| Task instructions |
When you reproduce the data, keep every word exactly as it stands and leave the pictures out.

| Dataset records |

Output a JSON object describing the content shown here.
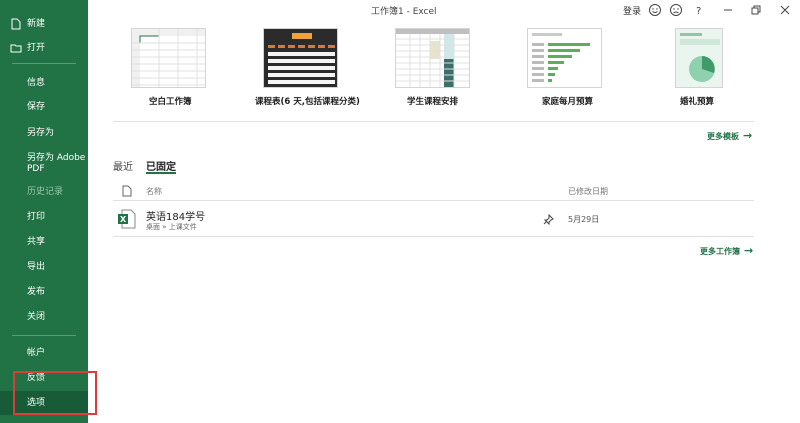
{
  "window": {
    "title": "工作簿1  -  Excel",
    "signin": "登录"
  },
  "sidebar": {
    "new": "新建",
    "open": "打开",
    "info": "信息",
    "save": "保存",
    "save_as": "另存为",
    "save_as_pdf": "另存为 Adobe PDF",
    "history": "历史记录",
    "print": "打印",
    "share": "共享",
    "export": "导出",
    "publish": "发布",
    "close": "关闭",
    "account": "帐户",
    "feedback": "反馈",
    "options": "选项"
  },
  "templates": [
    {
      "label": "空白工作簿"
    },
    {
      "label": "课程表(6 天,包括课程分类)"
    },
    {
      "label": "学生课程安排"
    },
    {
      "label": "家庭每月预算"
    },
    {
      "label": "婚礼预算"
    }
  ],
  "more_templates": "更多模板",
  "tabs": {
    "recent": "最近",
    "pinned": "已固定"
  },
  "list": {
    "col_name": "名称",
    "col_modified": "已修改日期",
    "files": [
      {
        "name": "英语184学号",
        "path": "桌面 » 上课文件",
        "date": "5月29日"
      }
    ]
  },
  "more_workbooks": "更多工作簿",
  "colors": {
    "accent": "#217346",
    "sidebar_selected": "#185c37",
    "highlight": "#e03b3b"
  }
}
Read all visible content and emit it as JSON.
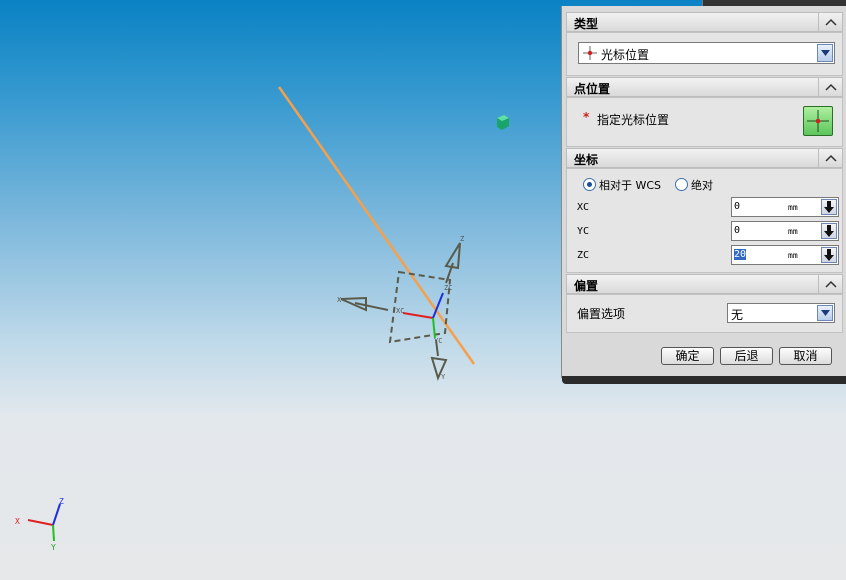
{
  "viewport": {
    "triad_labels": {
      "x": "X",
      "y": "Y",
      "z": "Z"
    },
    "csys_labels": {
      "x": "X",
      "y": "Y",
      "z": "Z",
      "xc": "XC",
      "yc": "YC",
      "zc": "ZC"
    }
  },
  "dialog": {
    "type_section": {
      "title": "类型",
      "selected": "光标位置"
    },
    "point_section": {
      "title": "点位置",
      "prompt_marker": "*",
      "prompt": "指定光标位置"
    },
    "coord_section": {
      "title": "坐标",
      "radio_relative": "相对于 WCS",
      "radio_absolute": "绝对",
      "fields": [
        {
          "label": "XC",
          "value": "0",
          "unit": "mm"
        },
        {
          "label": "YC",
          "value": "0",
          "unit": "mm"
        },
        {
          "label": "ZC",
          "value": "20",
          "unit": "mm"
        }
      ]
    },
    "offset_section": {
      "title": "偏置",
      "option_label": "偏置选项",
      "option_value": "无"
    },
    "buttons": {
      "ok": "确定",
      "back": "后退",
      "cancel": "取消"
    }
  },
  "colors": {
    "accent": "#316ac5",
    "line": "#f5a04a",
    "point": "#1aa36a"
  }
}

| Output of the exercise |
Output a JSON object describing the content shown here.
{
  "window": {
    "title": "工作簿1  -  Excel",
    "signin": "登录"
  },
  "sidebar": {
    "new": "新建",
    "open": "打开",
    "info": "信息",
    "save": "保存",
    "save_as": "另存为",
    "save_as_pdf": "另存为 Adobe PDF",
    "history": "历史记录",
    "print": "打印",
    "share": "共享",
    "export": "导出",
    "publish": "发布",
    "close": "关闭",
    "account": "帐户",
    "feedback": "反馈",
    "options": "选项"
  },
  "templates": [
    {
      "label": "空白工作簿"
    },
    {
      "label": "课程表(6 天,包括课程分类)"
    },
    {
      "label": "学生课程安排"
    },
    {
      "label": "家庭每月预算"
    },
    {
      "label": "婚礼预算"
    }
  ],
  "more_templates": "更多模板",
  "tabs": {
    "recent": "最近",
    "pinned": "已固定"
  },
  "list": {
    "col_name": "名称",
    "col_modified": "已修改日期",
    "files": [
      {
        "name": "英语184学号",
        "path": "桌面 » 上课文件",
        "date": "5月29日"
      }
    ]
  },
  "more_workbooks": "更多工作簿",
  "colors": {
    "accent": "#217346",
    "sidebar_selected": "#185c37",
    "highlight": "#e03b3b"
  }
}
Read all visible content and emit it as JSON.
{
  "viewport": {
    "triad_labels": {
      "x": "X",
      "y": "Y",
      "z": "Z"
    },
    "csys_labels": {
      "x": "X",
      "y": "Y",
      "z": "Z",
      "xc": "XC",
      "yc": "YC",
      "zc": "ZC"
    }
  },
  "dialog": {
    "type_section": {
      "title": "类型",
      "selected": "光标位置"
    },
    "point_section": {
      "title": "点位置",
      "prompt_marker": "*",
      "prompt": "指定光标位置"
    },
    "coord_section": {
      "title": "坐标",
      "radio_relative": "相对于 WCS",
      "radio_absolute": "绝对",
      "fields": [
        {
          "label": "XC",
          "value": "0",
          "unit": "mm"
        },
        {
          "label": "YC",
          "value": "0",
          "unit": "mm"
        },
        {
          "label": "ZC",
          "value": "20",
          "unit": "mm"
        }
      ]
    },
    "offset_section": {
      "title": "偏置",
      "option_label": "偏置选项",
      "option_value": "无"
    },
    "buttons": {
      "ok": "确定",
      "back": "后退",
      "cancel": "取消"
    }
  },
  "colors": {
    "accent": "#316ac5",
    "line": "#f5a04a",
    "point": "#1aa36a"
  }
}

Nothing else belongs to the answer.